Each record below must be reproduced exactly as it reads, with its images omitted.

Excerpts from an interface dataset:

--

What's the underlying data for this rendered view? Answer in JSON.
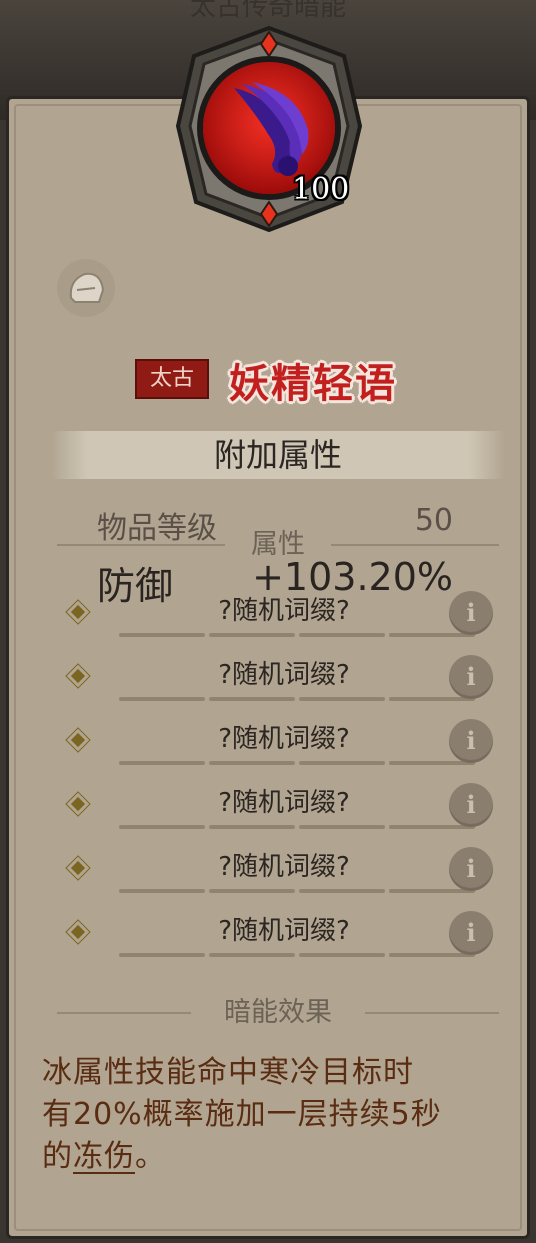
{
  "header": {
    "title": "太古传奇暗能"
  },
  "item": {
    "level": "100",
    "tier": "太古",
    "name": "妖精轻语"
  },
  "attributes_section": {
    "title": "附加属性",
    "item_level_label": "物品等级",
    "item_level_value": "50",
    "defense_label": "防御",
    "defense_value": "+103.20%"
  },
  "properties_section": {
    "title": "属性",
    "affixes": [
      {
        "label": "?随机词缀?"
      },
      {
        "label": "?随机词缀?"
      },
      {
        "label": "?随机词缀?"
      },
      {
        "label": "?随机词缀?"
      },
      {
        "label": "?随机词缀?"
      },
      {
        "label": "?随机词缀?"
      }
    ],
    "info_glyph": "i"
  },
  "dark_energy_section": {
    "title": "暗能效果",
    "line1": "冰属性技能命中寒冷目标时",
    "line2": "有20%概率施加一层持续5秒",
    "line3_prefix": "的",
    "line3_link": "冻伤",
    "line3_suffix": "。"
  },
  "colors": {
    "panel": "#b1a592",
    "item_name": "#c21f1f",
    "tier_badge": "#8f1b14",
    "effect_text": "#5a2c12"
  },
  "icons": [
    "helmet-icon",
    "item-art-icon",
    "info-icon",
    "diamond-bullet-icon"
  ]
}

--

## ANSWER TO THIS PROBLEM
What's the underlying data for this rendered view? Answer in JSON.
{
  "header": {
    "title": "太古传奇暗能"
  },
  "item": {
    "level": "100",
    "tier": "太古",
    "name": "妖精轻语"
  },
  "attributes_section": {
    "title": "附加属性",
    "item_level_label": "物品等级",
    "item_level_value": "50",
    "defense_label": "防御",
    "defense_value": "+103.20%"
  },
  "properties_section": {
    "title": "属性",
    "affixes": [
      {
        "label": "?随机词缀?"
      },
      {
        "label": "?随机词缀?"
      },
      {
        "label": "?随机词缀?"
      },
      {
        "label": "?随机词缀?"
      },
      {
        "label": "?随机词缀?"
      },
      {
        "label": "?随机词缀?"
      }
    ],
    "info_glyph": "i"
  },
  "dark_energy_section": {
    "title": "暗能效果",
    "line1": "冰属性技能命中寒冷目标时",
    "line2": "有20%概率施加一层持续5秒",
    "line3_prefix": "的",
    "line3_link": "冻伤",
    "line3_suffix": "。"
  },
  "colors": {
    "panel": "#b1a592",
    "item_name": "#c21f1f",
    "tier_badge": "#8f1b14",
    "effect_text": "#5a2c12"
  },
  "icons": [
    "helmet-icon",
    "item-art-icon",
    "info-icon",
    "diamond-bullet-icon"
  ]
}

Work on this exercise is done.